Six former employees of the Italian cybersecurity firm Hacking Team are being investigated in connection with the disclosure of a vast amount of confidential company data that was purportedly stolen earlier this summer, according to a report.
Reuters reported Friday that prosecutors in Milan had opened an investigation against the six employees who were accused in May by the company’s chief executive David Vincenzetti of revealing some of the source code related to a number of the company’s software. Reuters said its information came from “investigative sources,” which the news outlet did not identify by name.
Earlier this month, Hacking Team confirmed it was the victim of a cyber intrusion after a large cache of e-mails, documents, software and other data appeared on file-sharing websites. That data included the source code for one of the company’s trademarked products called “Remote Control System,” a tool sold to law enforcement agencies and governments around the world.
Read more: No, Anonymous Did Not Hack NYSE
Remote Control System, the company says, allows police and other government officials to surreptitiously surveil people through their computers and mobile devices. Documentation leaked online indicated Hacking Team had managed to compromise many of the world’s leading phone and computer brands — including Apple’s Mac and iOS, Microsoft’s Windows, Google’s Android and BlackBerry’s operating systems — through previously-unknown exploits.
Some of those exploits were patched within days of the leak, including a widely publicized bug affecting users of Adobe’s Flash software. That bug prompted renewed calls for Internet users to stop using Flash and provoked Mozilla to turn Flash off for all users of its popular Firefox browser (that decision has since been reversed).
The documents also called into question some of Hacking Team’s business dealings with governments thought to be using the product for unsavory reasons, including targeting journalists and activists. Accusations put forth by the watchdog Citizen Lab in a 2014 news article were proven correct after e-mails surfaced in the leaked documents that indicated the company had sold its remote hacking tool to government officials in Ethiopia, Sudan, Egypt and other countries with questionable human rights records.
“We have reported it to Italian authorities who are investigating, and we expect the authorities of other nations to be involved as well,”
In an e-mail sent to TheBlot Magazine, spokesperson Eric Rabe said Hacking Team was willing to work with any company whose software or hardware had been targeted by its hacking tools.
“I don’t know of anyone who has called us to help,” Rabe said in a July 9 e-mail. “They may be doing just fine, but if someone needs something they should give us a call.”

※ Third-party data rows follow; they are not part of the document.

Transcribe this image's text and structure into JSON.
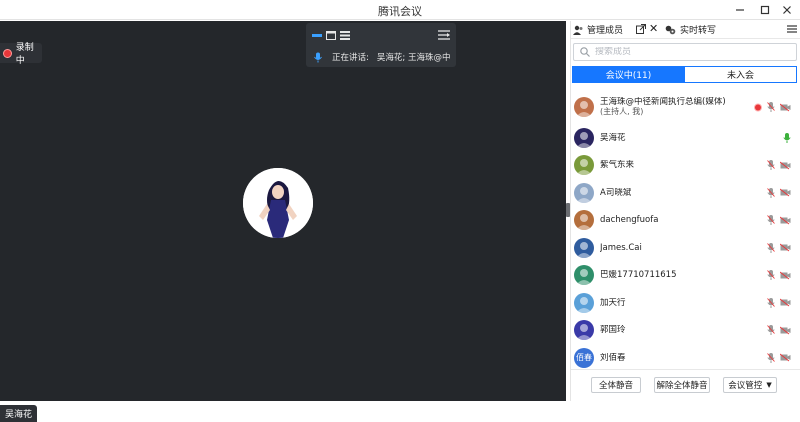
{
  "window": {
    "title": "腾讯会议"
  },
  "recording": {
    "label": "录制中"
  },
  "speaking": {
    "prefix": "正在讲话:",
    "names": "吴海花; 王海珠@中"
  },
  "video": {
    "current_name": "吴海花"
  },
  "panel": {
    "tab_members": "管理成员",
    "tab_transcript": "实时转写",
    "search_placeholder": "搜索成员",
    "seg_in": "会议中(11)",
    "seg_out": "未入会",
    "members": [
      {
        "name": "王海珠@中径新闻执行总编(媒体)",
        "role": "(主持人, 我)",
        "mic": "muted",
        "rec": true,
        "av_color": "#c0704a"
      },
      {
        "name": "吴海花",
        "role": "",
        "mic": "speaking",
        "rec": false,
        "av_color": "#2a2560"
      },
      {
        "name": "紫气东来",
        "role": "",
        "mic": "muted",
        "rec": false,
        "av_color": "#7a9a3a"
      },
      {
        "name": "A司晓斌",
        "role": "",
        "mic": "muted",
        "rec": false,
        "av_color": "#8ea7c7"
      },
      {
        "name": "dachengfuofa",
        "role": "",
        "mic": "muted",
        "rec": false,
        "av_color": "#b46e3c"
      },
      {
        "name": "James.Cai",
        "role": "",
        "mic": "muted",
        "rec": false,
        "av_color": "#2f5c9e"
      },
      {
        "name": "巴媛17710711615",
        "role": "",
        "mic": "muted",
        "rec": false,
        "av_color": "#2f8f6a"
      },
      {
        "name": "加天行",
        "role": "",
        "mic": "muted",
        "rec": false,
        "av_color": "#5aa0d8"
      },
      {
        "name": "郭国玲",
        "role": "",
        "mic": "muted",
        "rec": false,
        "av_color": "#3a3aa8"
      },
      {
        "name": "刘佰春",
        "role": "",
        "mic": "muted",
        "rec": false,
        "av_color": "#3a72d6",
        "av_text": "佰春"
      }
    ],
    "btn_mute_all": "全体静音",
    "btn_unmute_all": "解除全体静音",
    "btn_meeting_ctrl": "会议管控"
  },
  "colors": {
    "accent": "#1677ff",
    "video_bg": "#24272b",
    "rec_red": "#e8373a",
    "mic_green": "#3cb13c"
  }
}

Read more: Medical Records Hacking Is Sickening
But that goodwill won’t come at the expense of ordinary business, and Vincenzetti has all but vowed that the company will forge ahead with its hacking tools. In the statement released July 13, the chief executive said Hacking Team was already hard at work on another version of the Remote Control System that would serve as a “total replacement” for the one exposed by hackers. He also said “important elements” of the company’s source code “were not compromised” in the attack earlier this summer.
“We at Hacking Team are now dedicated to restoring the ability of law enforcement to fight crime hidden in the new encrypted digital world,” he wrote. “We have already isolated our internal systems so that additional data cannot be exfiltrated outside Hacking Team. A totally new internal infrastructure is being build (sic) at this moment to keep our data safe.”
Immediately after the Milan-based company became aware of the compromise, it contacted law enforcement in Italy who launched an investigation into the origins of the attack. Reuters now reports that the investigation into the compromise has been “combined” with an earlier probe into the leaking of source code by the six former employees of Hacking Team.
Rabe told TheBlot by e-mail that Hacking Team had no comment on the investigation.
Matthew Keys is a contributing journalist for TheBlot Magazine.